Data records section start

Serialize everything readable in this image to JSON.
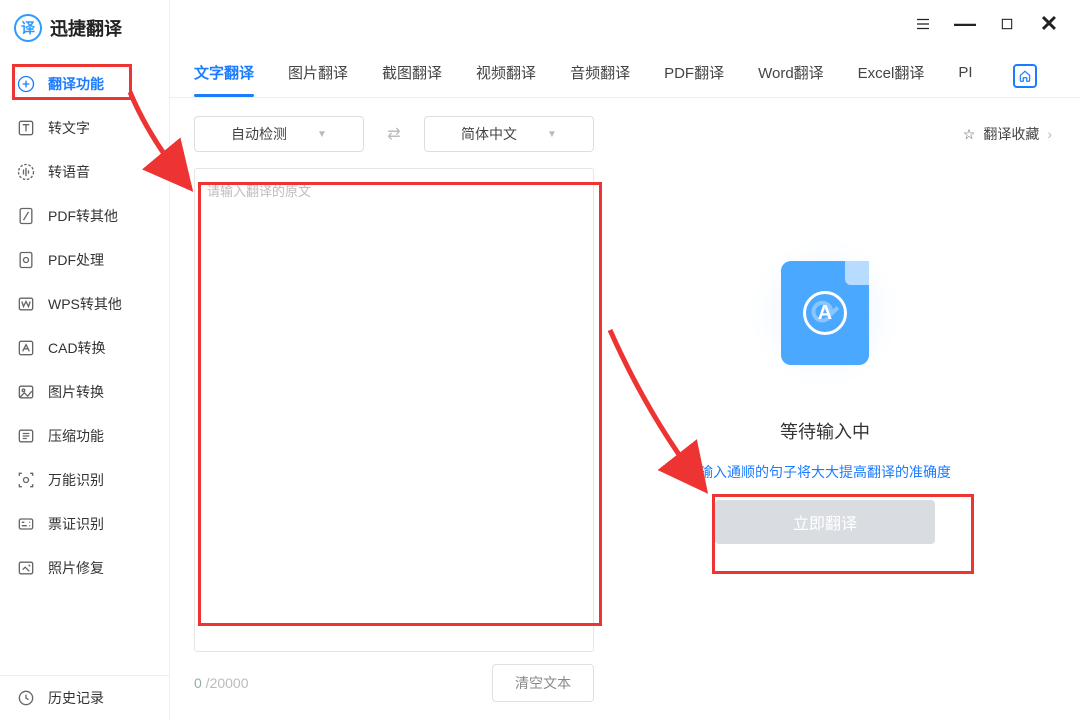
{
  "app": {
    "title": "迅捷翻译"
  },
  "sidebar": {
    "items": [
      {
        "label": "翻译功能"
      },
      {
        "label": "转文字"
      },
      {
        "label": "转语音"
      },
      {
        "label": "PDF转其他"
      },
      {
        "label": "PDF处理"
      },
      {
        "label": "WPS转其他"
      },
      {
        "label": "CAD转换"
      },
      {
        "label": "图片转换"
      },
      {
        "label": "压缩功能"
      },
      {
        "label": "万能识别"
      },
      {
        "label": "票证识别"
      },
      {
        "label": "照片修复"
      }
    ],
    "history_label": "历史记录"
  },
  "tabs": {
    "items": [
      "文字翻译",
      "图片翻译",
      "截图翻译",
      "视频翻译",
      "音频翻译",
      "PDF翻译",
      "Word翻译",
      "Excel翻译",
      "PI"
    ],
    "active_index": 0
  },
  "toolbar": {
    "source_lang": "自动检测",
    "target_lang": "简体中文",
    "favorites_label": "翻译收藏"
  },
  "input": {
    "placeholder": "请输入翻译的原文",
    "value": "",
    "count": "0",
    "max": "20000",
    "clear_label": "清空文本"
  },
  "result": {
    "waiting_label": "等待输入中",
    "hint": "输入通顺的句子将大大提高翻译的准确度",
    "translate_btn": "立即翻译"
  }
}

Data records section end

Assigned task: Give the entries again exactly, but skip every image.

Your response:
Serialize everything readable in this image to JSON.
{
  "app": {
    "title": "迅捷翻译"
  },
  "sidebar": {
    "items": [
      {
        "label": "翻译功能"
      },
      {
        "label": "转文字"
      },
      {
        "label": "转语音"
      },
      {
        "label": "PDF转其他"
      },
      {
        "label": "PDF处理"
      },
      {
        "label": "WPS转其他"
      },
      {
        "label": "CAD转换"
      },
      {
        "label": "图片转换"
      },
      {
        "label": "压缩功能"
      },
      {
        "label": "万能识别"
      },
      {
        "label": "票证识别"
      },
      {
        "label": "照片修复"
      }
    ],
    "history_label": "历史记录"
  },
  "tabs": {
    "items": [
      "文字翻译",
      "图片翻译",
      "截图翻译",
      "视频翻译",
      "音频翻译",
      "PDF翻译",
      "Word翻译",
      "Excel翻译",
      "PI"
    ],
    "active_index": 0
  },
  "toolbar": {
    "source_lang": "自动检测",
    "target_lang": "简体中文",
    "favorites_label": "翻译收藏"
  },
  "input": {
    "placeholder": "请输入翻译的原文",
    "value": "",
    "count": "0",
    "max": "20000",
    "clear_label": "清空文本"
  },
  "result": {
    "waiting_label": "等待输入中",
    "hint": "输入通顺的句子将大大提高翻译的准确度",
    "translate_btn": "立即翻译"
  }
}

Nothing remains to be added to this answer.